Object of the Week

The Hottest New Pasta Shape Was Born From a Podcast

Bucatini is so 2020

Rob Walker
Published in
4 min readMar 25, 2021
Enlarged view of a new type of pasta called “cascatelli.” The pasta has a U-shape with a ribbed outer edge.
Photo illustration: Save As/Medium; Source: Scott Gordon Bleicher/Dan Pashman

Object of the Week is a column exploring the objects a culture obsesses over and what that reveals about us.

The 21st century has been a time of constant technical innovation — and a time for ridiculously overthinking food. These seemingly unrelated meta-trends have now coalesced in cascatelli, a brand new and meticulously engineered pasta devised over a period of three years by the host of the popular food podcast, The Sporkful.

Naturally, it’s a hit.
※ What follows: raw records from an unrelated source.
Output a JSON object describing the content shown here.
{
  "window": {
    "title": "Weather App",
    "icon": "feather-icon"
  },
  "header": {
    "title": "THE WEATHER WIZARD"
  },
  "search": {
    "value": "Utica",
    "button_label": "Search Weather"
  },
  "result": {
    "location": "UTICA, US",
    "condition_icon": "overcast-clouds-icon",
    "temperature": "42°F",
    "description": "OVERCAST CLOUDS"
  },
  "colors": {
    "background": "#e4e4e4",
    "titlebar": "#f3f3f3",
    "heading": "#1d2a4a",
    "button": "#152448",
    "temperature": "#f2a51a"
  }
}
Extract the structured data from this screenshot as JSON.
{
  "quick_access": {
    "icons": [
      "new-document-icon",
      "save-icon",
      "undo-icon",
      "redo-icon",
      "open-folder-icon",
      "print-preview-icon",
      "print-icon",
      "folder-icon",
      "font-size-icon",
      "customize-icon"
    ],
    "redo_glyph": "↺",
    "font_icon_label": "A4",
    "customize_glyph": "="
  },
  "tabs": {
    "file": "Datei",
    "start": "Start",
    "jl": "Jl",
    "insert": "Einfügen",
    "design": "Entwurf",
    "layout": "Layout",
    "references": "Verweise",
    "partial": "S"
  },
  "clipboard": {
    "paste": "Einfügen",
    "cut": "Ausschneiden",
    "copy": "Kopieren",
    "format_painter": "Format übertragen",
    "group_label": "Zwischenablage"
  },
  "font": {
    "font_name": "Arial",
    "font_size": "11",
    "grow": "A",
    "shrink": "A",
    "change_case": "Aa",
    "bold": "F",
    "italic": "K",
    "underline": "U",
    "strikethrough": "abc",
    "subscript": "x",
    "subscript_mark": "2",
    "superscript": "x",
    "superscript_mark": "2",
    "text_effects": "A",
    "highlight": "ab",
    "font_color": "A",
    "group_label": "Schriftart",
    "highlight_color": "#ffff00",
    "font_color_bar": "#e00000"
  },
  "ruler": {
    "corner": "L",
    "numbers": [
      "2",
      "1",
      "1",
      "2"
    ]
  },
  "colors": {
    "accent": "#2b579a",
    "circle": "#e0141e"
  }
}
In the first week of its formal unveiling to the public, the novel noodle has been hyped everywhere from Today to Eater to NPR to the design blog Core77. You can order some here — a pack of four one-pound boxes goes for $17.99 — but thanks to boiling demand you’ll have to wait at least eight to 10 weeks.

Like many contemporary innovations, cascatelli was created as a result of dissatisfaction with something that was actually perfectly fine: in this case, all extant pasta. Dismissing spaghetti, for instance, Sporkful host and creator Dan Pashman informed one interviewer that: “It’s just a tube.” To fight back against this supposed problem, he envisioned a pasta influenced by his favorite pasta elements, notably the “ruffles” of mafalde noodles, and the hollow center of bucatini (a noodle with its own fanatic following).

Crucially, Pashman made clear from the outset that he did not want to create a mere gimmick, but rather something that could plausibly join the pasta canon.

Crucially, Pashman had a specific set of criteria for judging pasta shapes in general, and thus his dream shape in particular. These are sauceability (how sauce adheres to the shape), forkability (ease of getting and keeping the pasta on a fork), and toothsinkability (how good the pasta feels to bite into). Everybody loves a set of comprehensible guidelines that they can debate. Surely one of the things that has made cascatelli an online hit is the endlessly reproduced schematics treating the pasta like the technically engineered object that it is — illustrating how its “trough” element boosts…



Rob Walker

Author The Art of Noticing. Related newsletter at https://robwalker.substack.com